About this exercise: Print the data that follows exactly, leaving nothing out.

Extracted records:
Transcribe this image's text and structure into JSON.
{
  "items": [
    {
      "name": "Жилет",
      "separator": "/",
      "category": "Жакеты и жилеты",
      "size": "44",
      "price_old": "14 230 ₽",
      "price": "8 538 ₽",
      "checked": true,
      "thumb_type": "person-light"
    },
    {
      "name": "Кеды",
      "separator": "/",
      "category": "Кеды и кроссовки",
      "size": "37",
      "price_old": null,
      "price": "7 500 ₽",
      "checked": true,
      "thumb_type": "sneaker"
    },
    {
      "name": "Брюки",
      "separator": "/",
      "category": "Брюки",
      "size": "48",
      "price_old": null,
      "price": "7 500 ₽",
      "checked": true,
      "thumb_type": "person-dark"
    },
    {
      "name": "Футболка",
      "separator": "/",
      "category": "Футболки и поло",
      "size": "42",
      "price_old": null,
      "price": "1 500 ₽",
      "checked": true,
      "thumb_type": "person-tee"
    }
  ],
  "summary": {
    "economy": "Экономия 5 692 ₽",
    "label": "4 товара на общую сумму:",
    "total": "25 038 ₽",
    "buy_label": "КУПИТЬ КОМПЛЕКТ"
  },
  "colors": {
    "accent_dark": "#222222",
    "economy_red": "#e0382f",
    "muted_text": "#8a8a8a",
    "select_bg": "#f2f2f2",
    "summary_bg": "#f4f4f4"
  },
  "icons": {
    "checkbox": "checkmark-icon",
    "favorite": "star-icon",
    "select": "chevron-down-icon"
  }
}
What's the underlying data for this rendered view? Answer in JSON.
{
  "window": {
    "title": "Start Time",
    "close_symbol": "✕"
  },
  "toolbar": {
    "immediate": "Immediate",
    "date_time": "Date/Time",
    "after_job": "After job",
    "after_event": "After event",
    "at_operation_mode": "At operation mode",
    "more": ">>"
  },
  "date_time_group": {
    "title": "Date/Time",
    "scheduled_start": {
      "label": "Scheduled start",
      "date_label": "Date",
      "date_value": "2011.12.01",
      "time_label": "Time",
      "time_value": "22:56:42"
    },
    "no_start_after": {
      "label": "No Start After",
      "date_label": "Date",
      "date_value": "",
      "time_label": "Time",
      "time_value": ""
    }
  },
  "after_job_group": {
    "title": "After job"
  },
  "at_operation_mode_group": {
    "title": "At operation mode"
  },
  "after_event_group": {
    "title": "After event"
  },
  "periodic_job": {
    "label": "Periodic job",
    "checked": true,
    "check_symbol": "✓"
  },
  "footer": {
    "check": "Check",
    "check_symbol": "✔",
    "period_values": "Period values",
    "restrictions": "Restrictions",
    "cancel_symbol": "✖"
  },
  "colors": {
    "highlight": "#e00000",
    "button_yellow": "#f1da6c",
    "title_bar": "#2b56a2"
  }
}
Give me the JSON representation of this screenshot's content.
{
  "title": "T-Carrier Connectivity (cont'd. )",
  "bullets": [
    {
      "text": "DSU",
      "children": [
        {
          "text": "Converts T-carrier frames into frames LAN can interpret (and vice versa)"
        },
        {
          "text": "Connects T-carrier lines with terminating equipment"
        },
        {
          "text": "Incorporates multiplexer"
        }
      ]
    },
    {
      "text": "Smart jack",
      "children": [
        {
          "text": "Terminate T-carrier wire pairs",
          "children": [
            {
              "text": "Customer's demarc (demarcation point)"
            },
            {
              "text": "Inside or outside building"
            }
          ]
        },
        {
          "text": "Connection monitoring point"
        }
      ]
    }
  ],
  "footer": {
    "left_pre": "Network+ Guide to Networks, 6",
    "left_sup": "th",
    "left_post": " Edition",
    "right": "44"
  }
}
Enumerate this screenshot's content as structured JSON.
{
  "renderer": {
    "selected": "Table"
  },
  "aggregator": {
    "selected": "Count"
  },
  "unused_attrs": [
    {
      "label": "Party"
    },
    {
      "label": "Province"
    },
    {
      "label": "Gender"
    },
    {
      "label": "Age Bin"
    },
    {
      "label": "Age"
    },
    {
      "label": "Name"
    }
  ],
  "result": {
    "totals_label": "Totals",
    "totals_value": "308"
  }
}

Written solution:
Transcribe this image's text and structure into JSON.
{
  "items": [
    {
      "name": "Жилет",
      "separator": "/",
      "category": "Жакеты и жилеты",
      "size": "44",
      "price_old": "14 230 ₽",
      "price": "8 538 ₽",
      "checked": true,
      "thumb_type": "person-light"
    },
    {
      "name": "Кеды",
      "separator": "/",
      "category": "Кеды и кроссовки",
      "size": "37",
      "price_old": null,
      "price": "7 500 ₽",
      "checked": true,
      "thumb_type": "sneaker"
    },
    {
      "name": "Брюки",
      "separator": "/",
      "category": "Брюки",
      "size": "48",
      "price_old": null,
      "price": "7 500 ₽",
      "checked": true,
      "thumb_type": "person-dark"
    },
    {
      "name": "Футболка",
      "separator": "/",
      "category": "Футболки и поло",
      "size": "42",
      "price_old": null,
      "price": "1 500 ₽",
      "checked": true,
      "thumb_type": "person-tee"
    }
  ],
  "summary": {
    "economy": "Экономия 5 692 ₽",
    "label": "4 товара на общую сумму:",
    "total": "25 038 ₽",
    "buy_label": "КУПИТЬ КОМПЛЕКТ"
  },
  "colors": {
    "accent_dark": "#222222",
    "economy_red": "#e0382f",
    "muted_text": "#8a8a8a",
    "select_bg": "#f2f2f2",
    "summary_bg": "#f4f4f4"
  },
  "icons": {
    "checkbox": "checkmark-icon",
    "favorite": "star-icon",
    "select": "chevron-down-icon"
  }
}
What's the underlying data for this rendered view? Answer in JSON.
{
  "window": {
    "title": "Start Time",
    "close_symbol": "✕"
  },
  "toolbar": {
    "immediate": "Immediate",
    "date_time": "Date/Time",
    "after_job": "After job",
    "after_event": "After event",
    "at_operation_mode": "At operation mode",
    "more": ">>"
  },
  "date_time_group": {
    "title": "Date/Time",
    "scheduled_start": {
      "label": "Scheduled start",
      "date_label": "Date",
      "date_value": "2011.12.01",
      "time_label": "Time",
      "time_value": "22:56:42"
    },
    "no_start_after": {
      "label": "No Start After",
      "date_label": "Date",
      "date_value": "",
      "time_label": "Time",
      "time_value": ""
    }
  },
  "after_job_group": {
    "title": "After job"
  },
  "at_operation_mode_group": {
    "title": "At operation mode"
  },
  "after_event_group": {
    "title": "After event"
  },
  "periodic_job": {
    "label": "Periodic job",
    "checked": true,
    "check_symbol": "✓"
  },
  "footer": {
    "check": "Check",
    "check_symbol": "✔",
    "period_values": "Period values",
    "restrictions": "Restrictions",
    "cancel_symbol": "✖"
  },
  "colors": {
    "highlight": "#e00000",
    "button_yellow": "#f1da6c",
    "title_bar": "#2b56a2"
  }
}
Give me the JSON representation of this screenshot's content.
{
  "title": "T-Carrier Connectivity (cont'd. )",
  "bullets": [
    {
      "text": "DSU",
      "children": [
        {
          "text": "Converts T-carrier frames into frames LAN can interpret (and vice versa)"
        },
        {
          "text": "Connects T-carrier lines with terminating equipment"
        },
        {
          "text": "Incorporates multiplexer"
        }
      ]
    },
    {
      "text": "Smart jack",
      "children": [
        {
          "text": "Terminate T-carrier wire pairs",
          "children": [
            {
              "text": "Customer's demarc (demarcation point)"
            },
            {
              "text": "Inside or outside building"
            }
          ]
        },
        {
          "text": "Connection monitoring point"
        }
      ]
    }
  ],
  "footer": {
    "left_pre": "Network+ Guide to Networks, 6",
    "left_sup": "th",
    "left_post": " Edition",
    "right": "44"
  }
}
Enumerate this screenshot's content as structured JSON.
{
  "renderer": {
    "selected": "Table"
  },
  "aggregator": {
    "selected": "Count"
  },
  "unused_attrs": [
    {
      "label": "Party"
    },
    {
      "label": "Province"
    },
    {
      "label": "Gender"
    },
    {
      "label": "Age Bin"
    },
    {
      "label": "Age"
    },
    {
      "label": "Name"
    }
  ],
  "result": {
    "totals_label": "Totals",
    "totals_value": "308"
  }
}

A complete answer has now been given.